◆ **Extracted information**:
'''

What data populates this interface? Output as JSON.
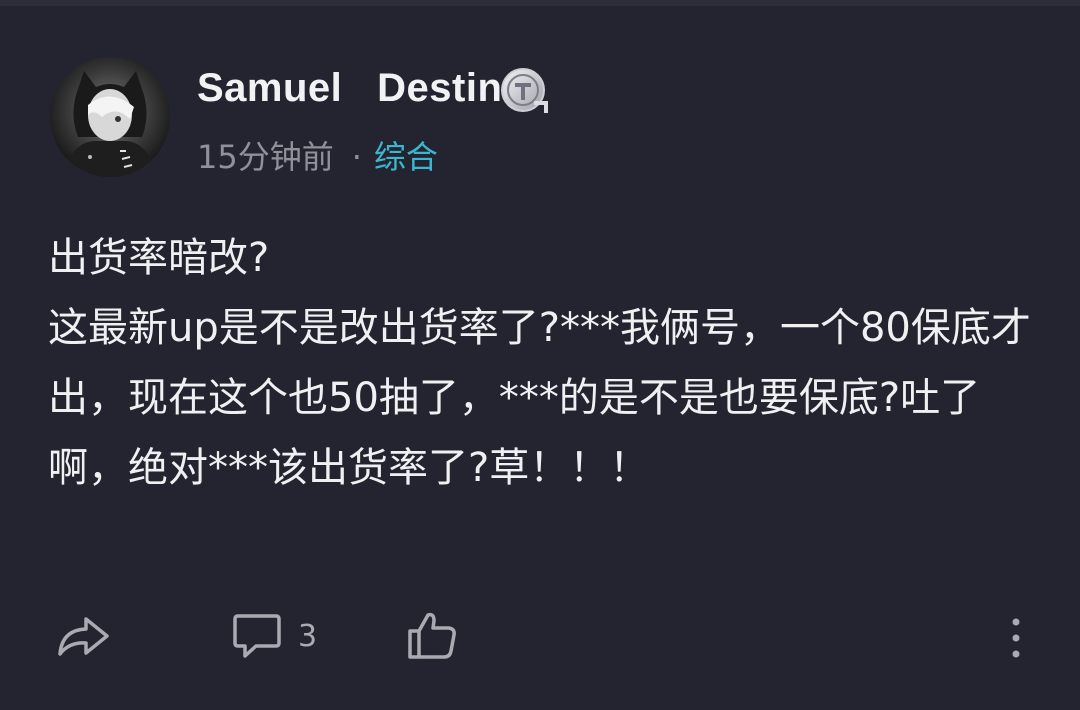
{
  "user": {
    "name": "Samuel   Destin",
    "badge_icon": "t-level-badge-icon"
  },
  "meta": {
    "time": "15分钟前",
    "separator": "·",
    "category": "综合"
  },
  "post": {
    "title": "出货率暗改?",
    "content": "这最新up是不是改出货率了?***我俩号，一个80保底才出，现在这个也50抽了，***的是不是也要保底?吐了啊，绝对***该出货率了?草！！！"
  },
  "actions": {
    "share_icon": "share-icon",
    "comment_icon": "comment-icon",
    "comment_count": "3",
    "like_icon": "thumbs-up-icon",
    "more_icon": "more-vertical-icon"
  },
  "colors": {
    "background": "#23242f",
    "text": "#f0f0f3",
    "muted": "#8f9099",
    "accent": "#3ab7cf"
  }
}
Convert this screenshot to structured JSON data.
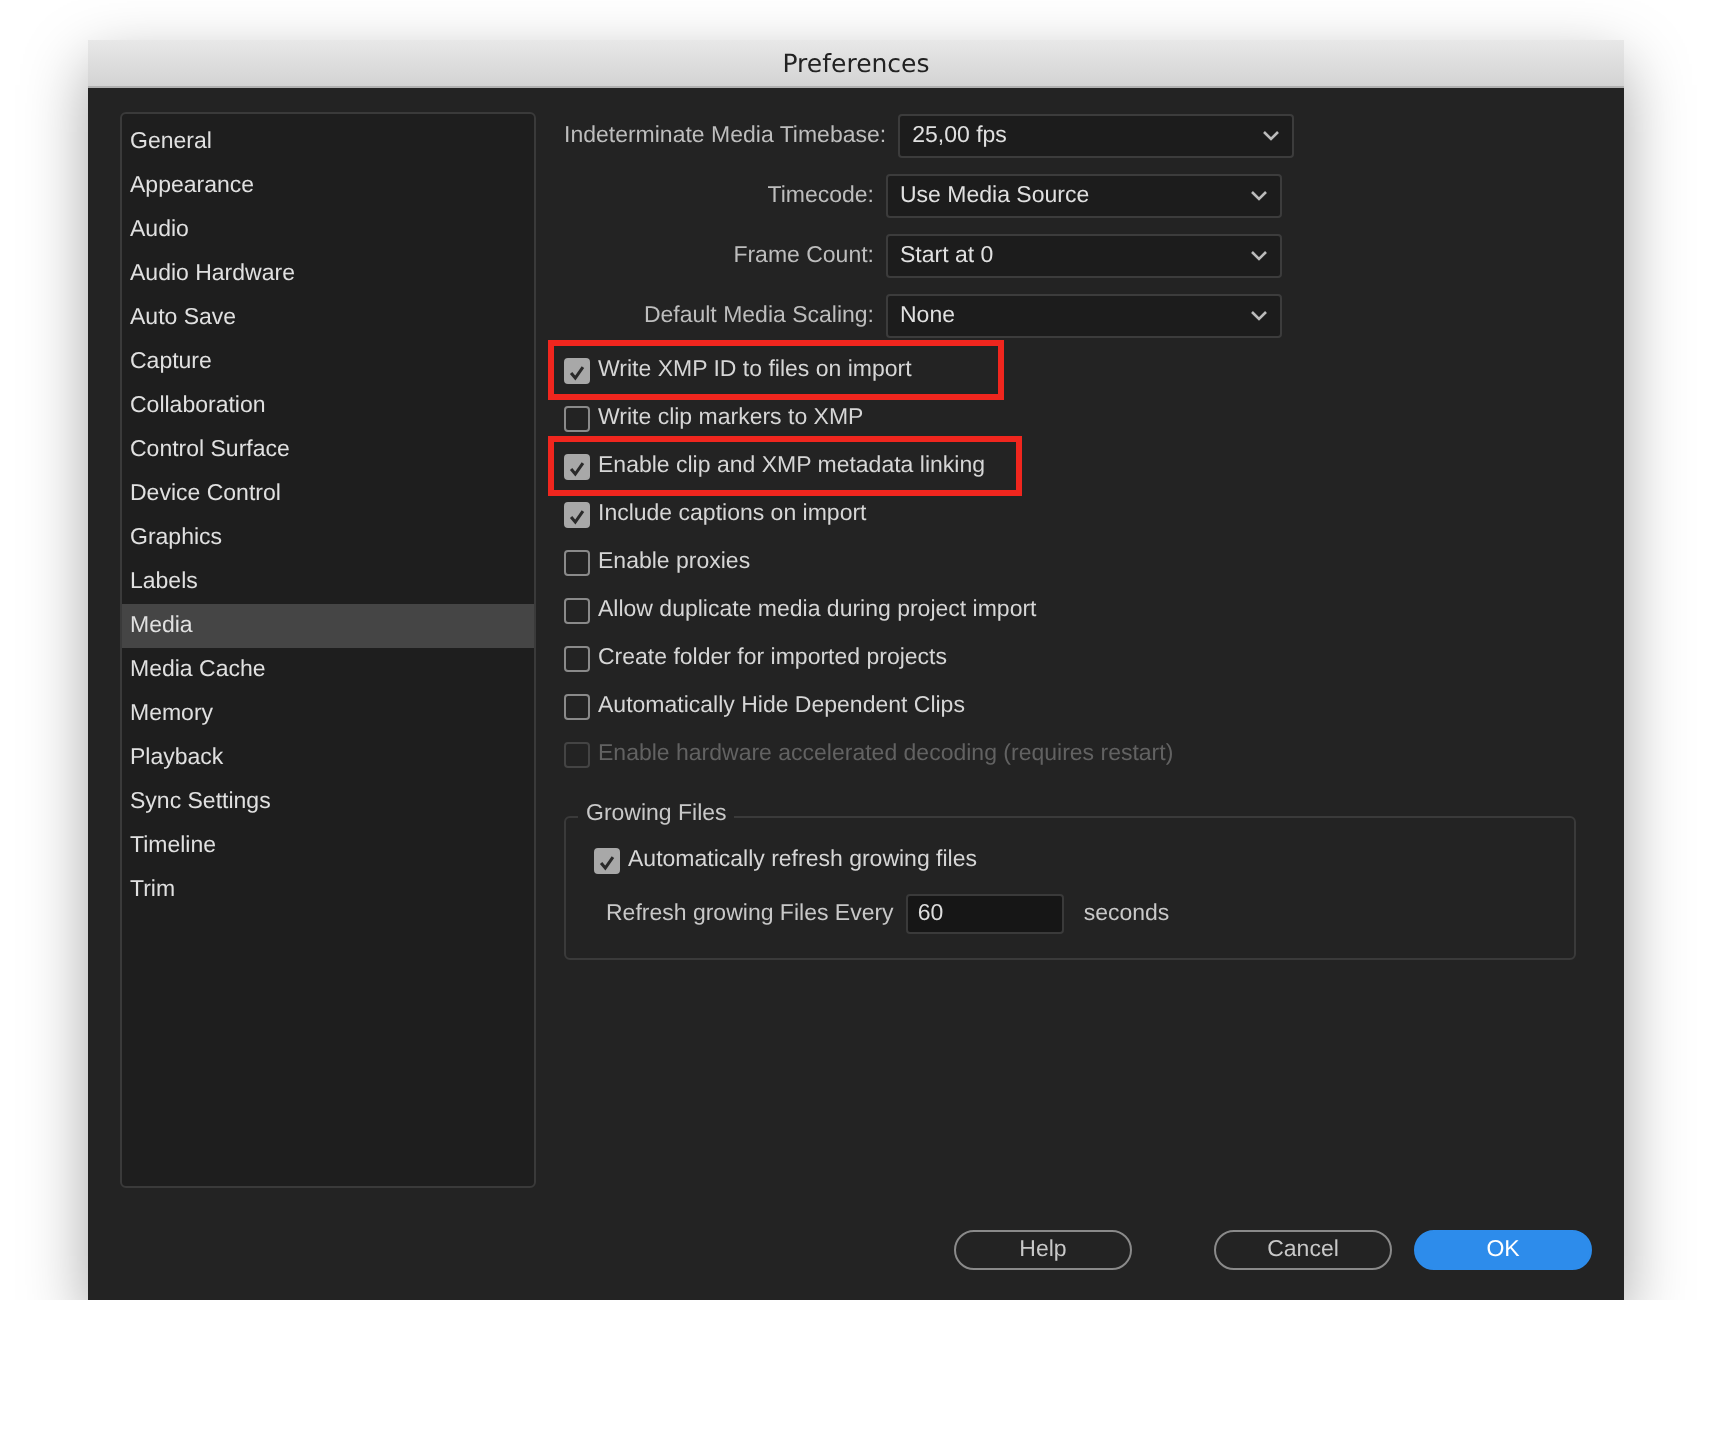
{
  "window": {
    "title": "Preferences"
  },
  "sidebar": {
    "items": [
      {
        "label": "General",
        "selected": false
      },
      {
        "label": "Appearance",
        "selected": false
      },
      {
        "label": "Audio",
        "selected": false
      },
      {
        "label": "Audio Hardware",
        "selected": false
      },
      {
        "label": "Auto Save",
        "selected": false
      },
      {
        "label": "Capture",
        "selected": false
      },
      {
        "label": "Collaboration",
        "selected": false
      },
      {
        "label": "Control Surface",
        "selected": false
      },
      {
        "label": "Device Control",
        "selected": false
      },
      {
        "label": "Graphics",
        "selected": false
      },
      {
        "label": "Labels",
        "selected": false
      },
      {
        "label": "Media",
        "selected": true
      },
      {
        "label": "Media Cache",
        "selected": false
      },
      {
        "label": "Memory",
        "selected": false
      },
      {
        "label": "Playback",
        "selected": false
      },
      {
        "label": "Sync Settings",
        "selected": false
      },
      {
        "label": "Timeline",
        "selected": false
      },
      {
        "label": "Trim",
        "selected": false
      }
    ]
  },
  "dropdowns": [
    {
      "label": "Indeterminate Media Timebase:",
      "value": "25,00 fps"
    },
    {
      "label": "Timecode:",
      "value": "Use Media Source"
    },
    {
      "label": "Frame Count:",
      "value": "Start at 0"
    },
    {
      "label": "Default Media Scaling:",
      "value": "None"
    }
  ],
  "checkboxes": [
    {
      "label": "Write XMP ID to files on import",
      "checked": true,
      "disabled": false,
      "highlighted": true
    },
    {
      "label": "Write clip markers to XMP",
      "checked": false,
      "disabled": false,
      "highlighted": false
    },
    {
      "label": "Enable clip and XMP metadata linking",
      "checked": true,
      "disabled": false,
      "highlighted": true
    },
    {
      "label": "Include captions on import",
      "checked": true,
      "disabled": false,
      "highlighted": false
    },
    {
      "label": "Enable proxies",
      "checked": false,
      "disabled": false,
      "highlighted": false
    },
    {
      "label": "Allow duplicate media during project import",
      "checked": false,
      "disabled": false,
      "highlighted": false
    },
    {
      "label": "Create folder for imported projects",
      "checked": false,
      "disabled": false,
      "highlighted": false
    },
    {
      "label": "Automatically Hide Dependent Clips",
      "checked": false,
      "disabled": false,
      "highlighted": false
    },
    {
      "label": "Enable hardware accelerated decoding (requires restart)",
      "checked": false,
      "disabled": true,
      "highlighted": false
    }
  ],
  "growing_files": {
    "title": "Growing Files",
    "checkbox": {
      "label": "Automatically refresh growing files",
      "checked": true
    },
    "field": {
      "label": "Refresh growing Files Every",
      "value": "60",
      "unit": "seconds"
    }
  },
  "buttons": [
    {
      "label": "Help",
      "kind": "secondary"
    },
    {
      "label": "Cancel",
      "kind": "secondary"
    },
    {
      "label": "OK",
      "kind": "primary"
    }
  ]
}
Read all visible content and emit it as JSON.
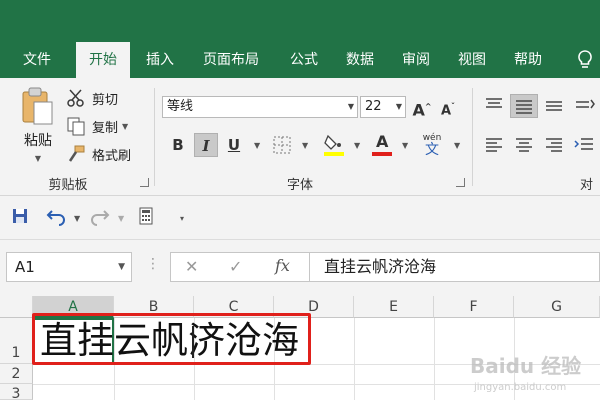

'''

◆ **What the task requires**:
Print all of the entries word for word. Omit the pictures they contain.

◆ **Task output**:
What data populates this interface? Output as JSON.
{
  "user": {
    "name": "Samuel   Destin",
    "badge_icon": "t-level-badge-icon"
  },
  "meta": {
    "time": "15分钟前",
    "separator": "·",
    "category": "综合"
  },
  "post": {
    "title": "出货率暗改?",
    "content": "这最新up是不是改出货率了?***我俩号，一个80保底才出，现在这个也50抽了，***的是不是也要保底?吐了啊，绝对***该出货率了?草！！！"
  },
  "actions": {
    "share_icon": "share-icon",
    "comment_icon": "comment-icon",
    "comment_count": "3",
    "like_icon": "thumbs-up-icon",
    "more_icon": "more-vertical-icon"
  },
  "colors": {
    "background": "#23242f",
    "text": "#f0f0f3",
    "muted": "#8f9099",
    "accent": "#3ab7cf"
  }
}
Convert this screenshot to structured JSON data.
{
  "window": {
    "title": "Preferences"
  },
  "sidebar": {
    "items": [
      {
        "label": "General",
        "selected": false
      },
      {
        "label": "Appearance",
        "selected": false
      },
      {
        "label": "Audio",
        "selected": false
      },
      {
        "label": "Audio Hardware",
        "selected": false
      },
      {
        "label": "Auto Save",
        "selected": false
      },
      {
        "label": "Capture",
        "selected": false
      },
      {
        "label": "Collaboration",
        "selected": false
      },
      {
        "label": "Control Surface",
        "selected": false
      },
      {
        "label": "Device Control",
        "selected": false
      },
      {
        "label": "Graphics",
        "selected": false
      },
      {
        "label": "Labels",
        "selected": false
      },
      {
        "label": "Media",
        "selected": true
      },
      {
        "label": "Media Cache",
        "selected": false
      },
      {
        "label": "Memory",
        "selected": false
      },
      {
        "label": "Playback",
        "selected": false
      },
      {
        "label": "Sync Settings",
        "selected": false
      },
      {
        "label": "Timeline",
        "selected": false
      },
      {
        "label": "Trim",
        "selected": false
      }
    ]
  },
  "dropdowns": [
    {
      "label": "Indeterminate Media Timebase:",
      "value": "25,00 fps"
    },
    {
      "label": "Timecode:",
      "value": "Use Media Source"
    },
    {
      "label": "Frame Count:",
      "value": "Start at 0"
    },
    {
      "label": "Default Media Scaling:",
      "value": "None"
    }
  ],
  "checkboxes": [
    {
      "label": "Write XMP ID to files on import",
      "checked": true,
      "disabled": false,
      "highlighted": true
    },
    {
      "label": "Write clip markers to XMP",
      "checked": false,
      "disabled": false,
      "highlighted": false
    },
    {
      "label": "Enable clip and XMP metadata linking",
      "checked": true,
      "disabled": false,
      "highlighted": true
    },
    {
      "label": "Include captions on import",
      "checked": true,
      "disabled": false,
      "highlighted": false
    },
    {
      "label": "Enable proxies",
      "checked": false,
      "disabled": false,
      "highlighted": false
    },
    {
      "label": "Allow duplicate media during project import",
      "checked": false,
      "disabled": false,
      "highlighted": false
    },
    {
      "label": "Create folder for imported projects",
      "checked": false,
      "disabled": false,
      "highlighted": false
    },
    {
      "label": "Automatically Hide Dependent Clips",
      "checked": false,
      "disabled": false,
      "highlighted": false
    },
    {
      "label": "Enable hardware accelerated decoding (requires restart)",
      "checked": false,
      "disabled": true,
      "highlighted": false
    }
  ],
  "growing_files": {
    "title": "Growing Files",
    "checkbox": {
      "label": "Automatically refresh growing files",
      "checked": true
    },
    "field": {
      "label": "Refresh growing Files Every",
      "value": "60",
      "unit": "seconds"
    }
  },
  "buttons": [
    {
      "label": "Help",
      "kind": "secondary"
    },
    {
      "label": "Cancel",
      "kind": "secondary"
    },
    {
      "label": "OK",
      "kind": "primary"
    }
  ]
}
Read all visible content and emit it as JSON.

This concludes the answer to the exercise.